Long says adding someone like Xinxin to the staff enhances the educational opportunities of students in the department. The department focuses on providing as much one-on-one instruction in Level IV languages as it can. Students can schedule appointments with Xinxin to gain valuable experience they may not get in a traditional class setting.

“When you can pull a student out of class for even a 10-minute oral interview, it just ups the amount of practice they get conversationally per week,” Long says. “It’s more than just tutoring. It’s giving them more opportunities to have intimate contact with the language and culture. It accelerates the language-acquisition process by giving the UAB student multiple opportunities in a week to work one-on-one with the teaching assistant.”

Long says Xinxin has worked out so well for her department that she’s hoping to increase the number of Fulbright teaching assistants for next year. She would like to bring in another teaching assistant from China next fall – especially since the department is in the process of adding a minor in Chinese – and, hopefully, another teaching assistant that speaks Arabic. “We would also like to bring two more from destinations unknown, if we can afford it.”

In the meantime, Xinxin will continue to teach students and learn some new English phrases. She says she’s already looking forward to next semester.

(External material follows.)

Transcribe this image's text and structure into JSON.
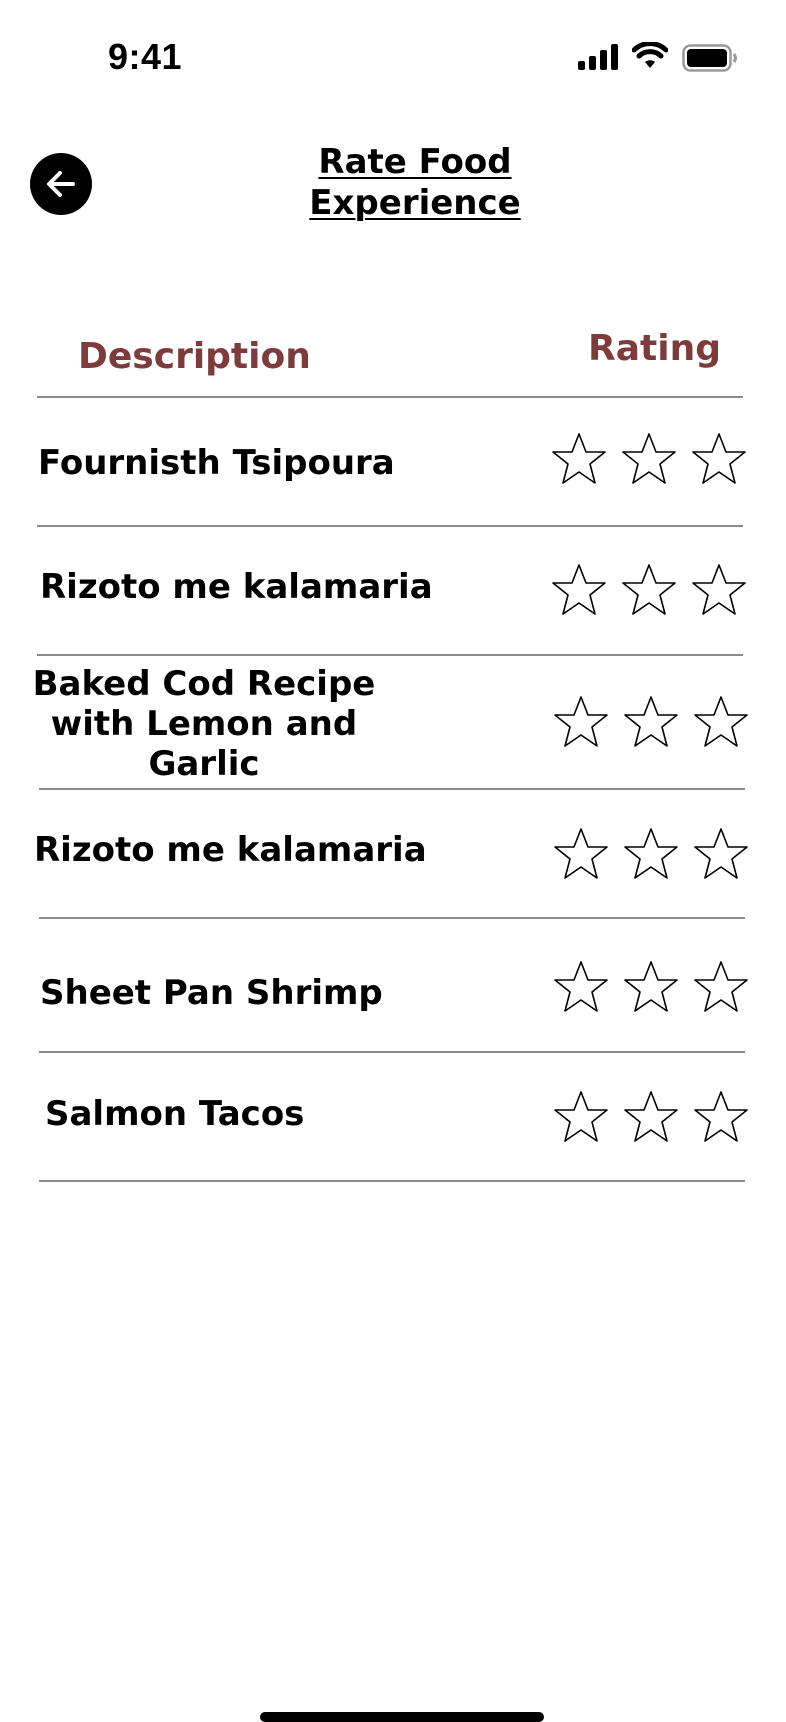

She only hopes the spring doesn’t go by as fast as the fall did.

“I don’t want to be done with UAB so quickly,” she says. “I’m enjoying the experience here.”